the flat


View from roof terrace

After I had spent a few weeks by myself in the little flat on the edge of El Pinós, Jay put the dogs into a van and sent them off into the night to be delivered 2 days later to the quiet and out-of-the-way road behind a half-finished apartment building around the corner from the flat. Why there? Well, they are Lapphunds, after all, and it was going to be late at night when they arrived. I figured they would be pretty excited to see me, and I also figured my neighbours in the apartment building would not appreciate hearing all about that excitement. So, deserted street on the edge of town it was sandwiched between the derelict-looking half-finished apartment building with no windows and waste ground stretching to the main road. It would have made a good location for a movie drug deal. I think the guy driving the van was a bit bemused by the spot. I'm glad I wasn't the one driving the van to that distinctly un-illustrious rendezvous point.


Jay then got himself on a flight, and so it came to pass that there were 2 humans and 3 dogs in the flat that I figured was just about big enough for one person. Two, maybe, if you weren't the squabbling sort.

Living room end
Kitchen end

The flat did have a few great features in its favour. For one, the views in most directions were pretty fabulous, especially from the roof terrace.

Farmer lugging grapes
Moonrise over the town

It did also have one or two features not in its favour in addition to size. For one thing, when I arrived it was way too hot to put on the oven, so I subsisted on anything I could cook very quickly on the hob. Or eat cold. Which was just as well, because when the weather was more cook-friendly, I discovered that the oven wasn't. Its main problem was that the rack inside didn't fit properly so it was perched precariously, threatening to crash to the bottom of the oven every time you put anything on it.


For the dogs, there was the floor of polished marble - both a blessing and a curse. So nice and chilly to lie on, but so slippery under fluffy paws. The girls adapted straight away and had no problems on the floors. But Keskiyo was another matter. He was fine in the flat, but on his first night he slipped on the high-shine floor of the apartment building corridor and gave himself a screaming fright. Poor boy. For the next couple of weeks we were coaxing him past that spot with treats, but he did learn to step carefully and didn't slip so much much again.
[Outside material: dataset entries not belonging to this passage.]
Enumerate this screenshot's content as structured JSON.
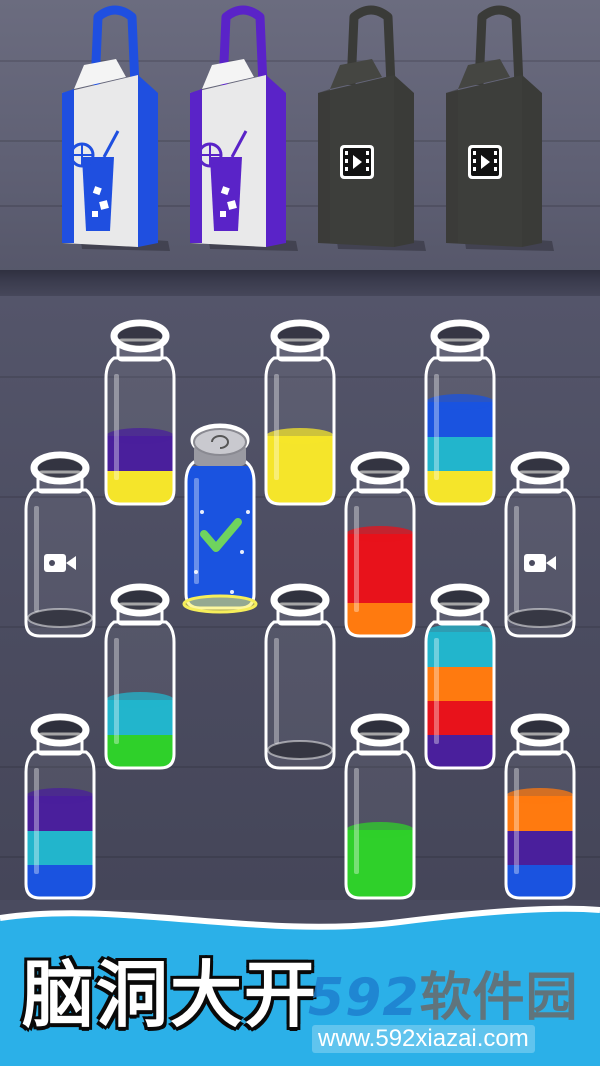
{
  "shelf": {
    "bags": [
      {
        "name": "bag-blue",
        "state": "unlocked",
        "color": "#1f4fe0",
        "icon": "lemonade-icon"
      },
      {
        "name": "bag-purple",
        "state": "unlocked",
        "color": "#5a23c8",
        "icon": "lemonade-icon"
      },
      {
        "name": "bag-locked-1",
        "state": "locked",
        "color": "#3a3b38",
        "icon": "video-icon"
      },
      {
        "name": "bag-locked-2",
        "state": "locked",
        "color": "#3a3b38",
        "icon": "video-icon"
      }
    ]
  },
  "bottles": [
    {
      "id": "b1",
      "layers": [
        "#f5e52a",
        "#4a1f9c"
      ],
      "state": "normal"
    },
    {
      "id": "b2",
      "layers": [
        "#1a53e0",
        "#1a53e0",
        "#1a53e0",
        "#1a53e0"
      ],
      "state": "completed"
    },
    {
      "id": "b3",
      "layers": [
        "#f5e52a",
        "#f5e52a"
      ],
      "state": "normal"
    },
    {
      "id": "b4",
      "layers": [
        "#f5e52a",
        "#22b5cc",
        "#1a53e0"
      ],
      "state": "normal"
    },
    {
      "id": "b5",
      "layers": [],
      "state": "locked-video"
    },
    {
      "id": "b6",
      "layers": [
        "#ff7a0f",
        "#e8121b",
        "#e8121b"
      ],
      "state": "normal"
    },
    {
      "id": "b7",
      "layers": [],
      "state": "locked-video"
    },
    {
      "id": "b8",
      "layers": [
        "#2fd02a",
        "#22b5cc"
      ],
      "state": "normal"
    },
    {
      "id": "b9",
      "layers": [],
      "state": "normal"
    },
    {
      "id": "b10",
      "layers": [
        "#4a1f9c",
        "#e8121b",
        "#ff7a0f",
        "#22b5cc"
      ],
      "state": "normal"
    },
    {
      "id": "b11",
      "layers": [
        "#1a53e0",
        "#22b5cc",
        "#4a1f9c"
      ],
      "state": "normal"
    },
    {
      "id": "b12",
      "layers": [
        "#2fd02a",
        "#2fd02a"
      ],
      "state": "normal"
    },
    {
      "id": "b13",
      "layers": [
        "#1a53e0",
        "#4a1f9c",
        "#ff7a0f"
      ],
      "state": "normal"
    }
  ],
  "banner": {
    "title": "脑洞大开",
    "watermark_logo_num": "592",
    "watermark_logo_text": "软件园",
    "watermark_url": "www.592xiazai.com"
  }
}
You might think that moving to Spain from the UK is a big ask of 3 Lapphunds, the youngest of which is 9 and the oldest 14.5 years, especially transported by strangers. It's true they were a little confused on arrival. And Tuuli had picked up a case of conjunctivitis that resisted my normal cold, black tea treatment so she needed a trip to the veterinaria pretty much straight away. Above all, I'm pretty sure they didn't sleep a wink the whole way because they came into the flat, had a drink and immediately fell into a profoundly deep, twitching sleep.


Sleeeeep at last

But Lapphunds are nothing if not resilient, and the next morning it was business as usual as if they had spent their whole lives in a flat listing out the patio doors to foreign language (which caused Tuuli to adorably twist her head side to side on more than one occasion. How funny that she recognised it wasn't English she was hearing!) Before long we fell into a routine and the dogs got used to going up and down the lift. And we got used to having to take them down and up the lift several times a day for their wees and poos. We also found a great dog walking route near the flat - early mornings of course, before the temperature rose over 20º C.

Lappies in Spain